Qing LaJiao – Green Chilli.
Hong LaJiao – Red Chilli.
Even if the labels aren’t the best (especially if you’re looking to gain knowledge about local varieties of the peppers), they are understandable enough – as long as you speak that much Chinese. Chilli tends to be green when unripe and red when ripe, after all; and it tends to be used (and labeled) in such a simple way wherever it’s eaten.
In Hunan, however, one also encounters Bai LaJiao, white chilli.
And I do mean “encounter,” literally, for its lying there not only on local markets. Live in Hunan for longer, you’ll even find it on the roadside…
… and the connoisseur of chilli wonders, of course, just what that is.
The solution is relatively easy: it’s a sun-bleached chilli. Okay, the actual process is a bit more involved than that, but only a little – and that’s to remain ‘company’ secret.
What’s more interesting for the average eater, anyways, is why and what-for chilli should be bleached like that. As so often in real chilli cuisine, it’s all about special characteristics for particular dishes.
In this case, that is the white color and the flavor that tends towards sour notes, which are wanted because they harmonize well with the fish with which BaiLaJiao is used.
As isn’t hard to see, at least when it’s about the color, this is true whether the fish is a small kind fried (and eaten) whole…
… or carp or similar bigger fish which is cut into smaller pieces before frying it.
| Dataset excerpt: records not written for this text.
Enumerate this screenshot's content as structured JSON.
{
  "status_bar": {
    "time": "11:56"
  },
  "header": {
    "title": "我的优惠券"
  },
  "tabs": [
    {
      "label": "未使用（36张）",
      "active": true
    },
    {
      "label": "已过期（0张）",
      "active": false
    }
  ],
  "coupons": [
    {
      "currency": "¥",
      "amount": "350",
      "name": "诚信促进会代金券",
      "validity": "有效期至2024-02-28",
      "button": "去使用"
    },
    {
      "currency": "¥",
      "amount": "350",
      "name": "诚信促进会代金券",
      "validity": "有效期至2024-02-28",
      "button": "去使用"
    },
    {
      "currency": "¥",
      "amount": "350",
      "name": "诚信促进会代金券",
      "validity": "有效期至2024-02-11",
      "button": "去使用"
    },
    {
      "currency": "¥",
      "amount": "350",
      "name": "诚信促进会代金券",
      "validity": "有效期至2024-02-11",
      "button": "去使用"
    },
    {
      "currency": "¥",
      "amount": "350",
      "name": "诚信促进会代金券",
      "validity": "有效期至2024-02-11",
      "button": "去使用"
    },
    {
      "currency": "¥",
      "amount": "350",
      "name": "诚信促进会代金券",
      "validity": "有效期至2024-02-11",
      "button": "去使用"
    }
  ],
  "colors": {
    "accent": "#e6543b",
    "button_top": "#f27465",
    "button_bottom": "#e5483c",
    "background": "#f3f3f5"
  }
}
This summer in Hunan, we prepared some BaiLaJiao ourselves, by the way. Some from the longer peppers commonly found on the market here, some from the truly local variety that the parents have been growing.